I've been reading the excellent book by KC Davis, How To Keep House While Drowning.
I really love how accepting it is and how it calls out the negative traps we set for ourselves, often without even realizing it.
It's easy to trick ourselves into feeling bad for things we aren't accomplishing but think we really should be doing.
This can be especially harmful for people with ADHD.
Years of dealing with the symptoms of ADHD (and the hurtful remarks from those around us) have left us with damaged self-esteem and deep shame that never seems to fully go away.
If you have ADHD—especially if you were diagnosed late in your life—these endless apologies and self-blame may have added up to a crippling sense of shame. —Dr. Ned Hallowell
One method to help get over this is to change those shoulds into *coulds.
Instead of "I should exercise more", say "I could exercise more."
Look at that!
It's basically the exact same thing, but without the shame. It still presents an option, but now it's just a possibility rather than a source of shame if you fail to do it.
In her book, KC Davis says that whether we do the task or not is irrelevant. "You weren't [doing the task] when you were being mean to yourself either, so at least you can be nice to yourself. No one ever shamed themselves into better mental health."

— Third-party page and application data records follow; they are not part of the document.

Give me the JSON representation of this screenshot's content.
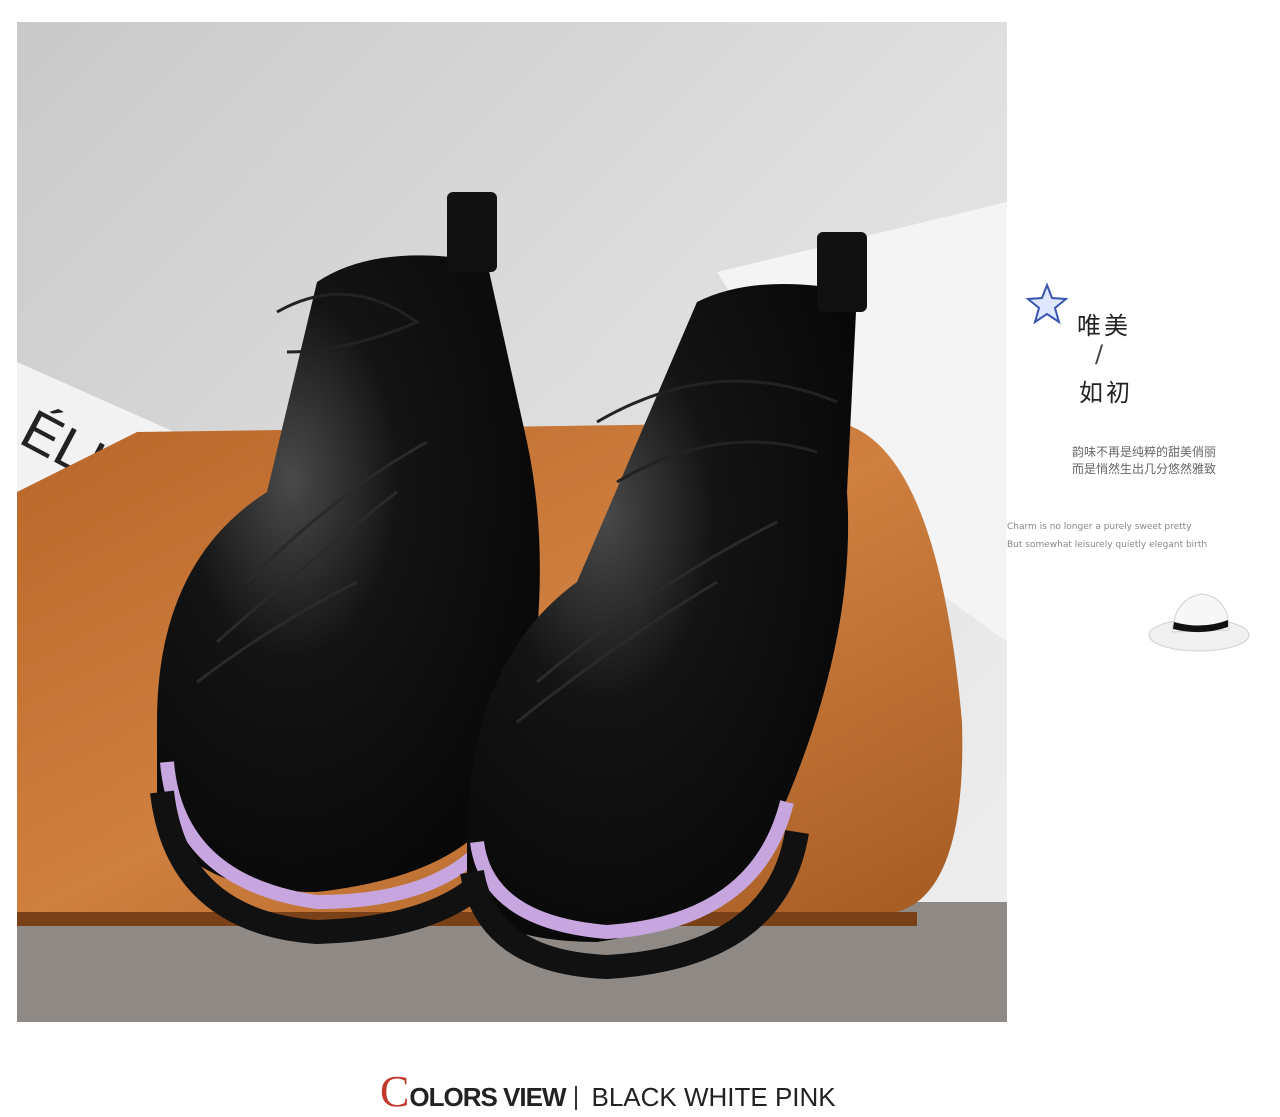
{
  "photo": {
    "wall_sign_text": "ÉLINE",
    "description_icon": "boots-photo"
  },
  "side_panel": {
    "star_icon": "starfish-icon",
    "title_line1": "唯美",
    "title_separator": "/",
    "title_line2": "如初",
    "chinese_line1": "韵味不再是纯粹的甜美俏丽",
    "chinese_line2": "而是悄然生出几分悠然雅致",
    "english_line1": "Charm is no longer a purely sweet pretty",
    "english_line2": "But somewhat leisurely quietly elegant birth",
    "hat_icon": "hat-icon"
  },
  "footer": {
    "initial": "C",
    "heading_rest": "OLORS VIEW",
    "colors": "BLACK WHITE PINK",
    "accent_color": "#c0392b"
  }
}
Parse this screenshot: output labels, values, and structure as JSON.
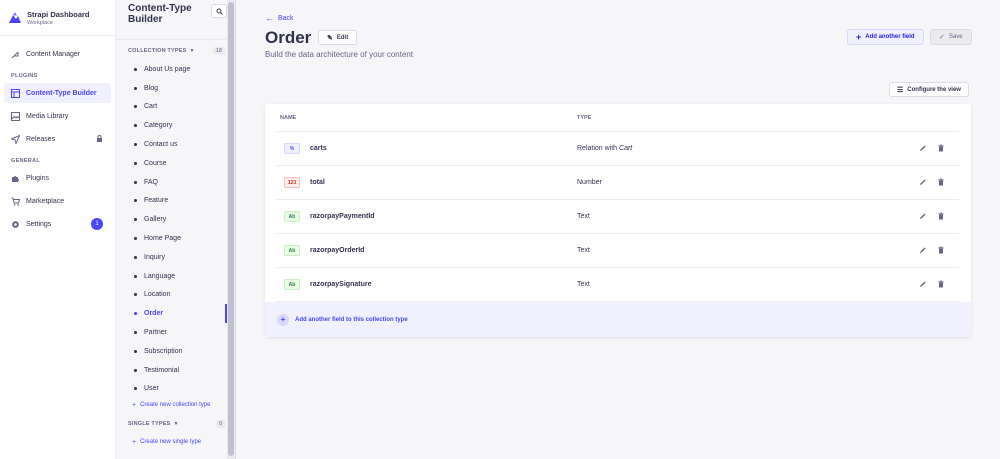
{
  "brand": {
    "name": "Strapi Dashboard",
    "sub": "Workplace"
  },
  "mainnav": {
    "content_manager": "Content Manager",
    "plugins_section": "PLUGINS",
    "ctb": "Content-Type Builder",
    "media_library": "Media Library",
    "releases": "Releases",
    "general_section": "GENERAL",
    "plugins": "Plugins",
    "marketplace": "Marketplace",
    "settings": "Settings",
    "settings_badge": "1"
  },
  "subnav": {
    "title_line1": "Content-Type",
    "title_line2": "Builder",
    "collection_label": "COLLECTION TYPES",
    "collection_count": "18",
    "collection_items": [
      "About Us page",
      "Blog",
      "Cart",
      "Category",
      "Contact us",
      "Course",
      "FAQ",
      "Feature",
      "Gallery",
      "Home Page",
      "Inquiry",
      "Language",
      "Location",
      "Order",
      "Partner",
      "Subscription",
      "Testimonial",
      "User"
    ],
    "create_collection": "Create new collection type",
    "single_label": "SINGLE TYPES",
    "single_count": "0",
    "create_single": "Create new single type"
  },
  "header": {
    "back": "Back",
    "title": "Order",
    "edit": "Edit",
    "subtitle": "Build the data architecture of your content",
    "add_field": "Add another field",
    "save": "Save",
    "configure": "Configure the view"
  },
  "table": {
    "col_name": "NAME",
    "col_type": "TYPE",
    "rows": [
      {
        "badge": "%",
        "name": "carts",
        "type_prefix": "Relation with ",
        "type_em": "Cart",
        "badge_bg": "#f0f0ff",
        "badge_fg": "#4945ff",
        "badge_border": "#d9d8ff"
      },
      {
        "badge": "123",
        "name": "total",
        "type_prefix": "Number",
        "type_em": "",
        "badge_bg": "#fcecea",
        "badge_fg": "#d02b20",
        "badge_border": "#f5c0b8"
      },
      {
        "badge": "Ab",
        "name": "razorpayPaymentId",
        "type_prefix": "Text",
        "type_em": "",
        "badge_bg": "#eafbe7",
        "badge_fg": "#328048",
        "badge_border": "#c6f0c2"
      },
      {
        "badge": "Ab",
        "name": "razorpayOrderId",
        "type_prefix": "Text",
        "type_em": "",
        "badge_bg": "#eafbe7",
        "badge_fg": "#328048",
        "badge_border": "#c6f0c2"
      },
      {
        "badge": "Ab",
        "name": "razorpaySignature",
        "type_prefix": "Text",
        "type_em": "",
        "badge_bg": "#eafbe7",
        "badge_fg": "#328048",
        "badge_border": "#c6f0c2"
      }
    ],
    "add_row": "Add another field to this collection type"
  },
  "icons": {
    "search": "search-icon",
    "pencil": "pencil-icon",
    "trash": "trash-icon",
    "plus": "plus-icon",
    "check": "check-icon",
    "lock": "lock-icon"
  },
  "colors": {
    "accent": "#4945ff",
    "active_bg": "#f0f0ff",
    "text": "#32324d",
    "muted": "#666687"
  },
  "active_collection": "Order"
}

We could all use a little more kindness in our lives, so why not start with ourselves?
Stay focused, Jesse J. Anderson
P.S. I just released a fun new episode of ADHD Nerds, Monica Lim: Battling Career Boredom and Being A Mom With ADHD.
I've also decided to start releasing podcast episodes in video on YouTube—you can currently see Guilt-free Meditation, Radiant Brains, and Beautiful Math (Stephen Scott) with more coming soon!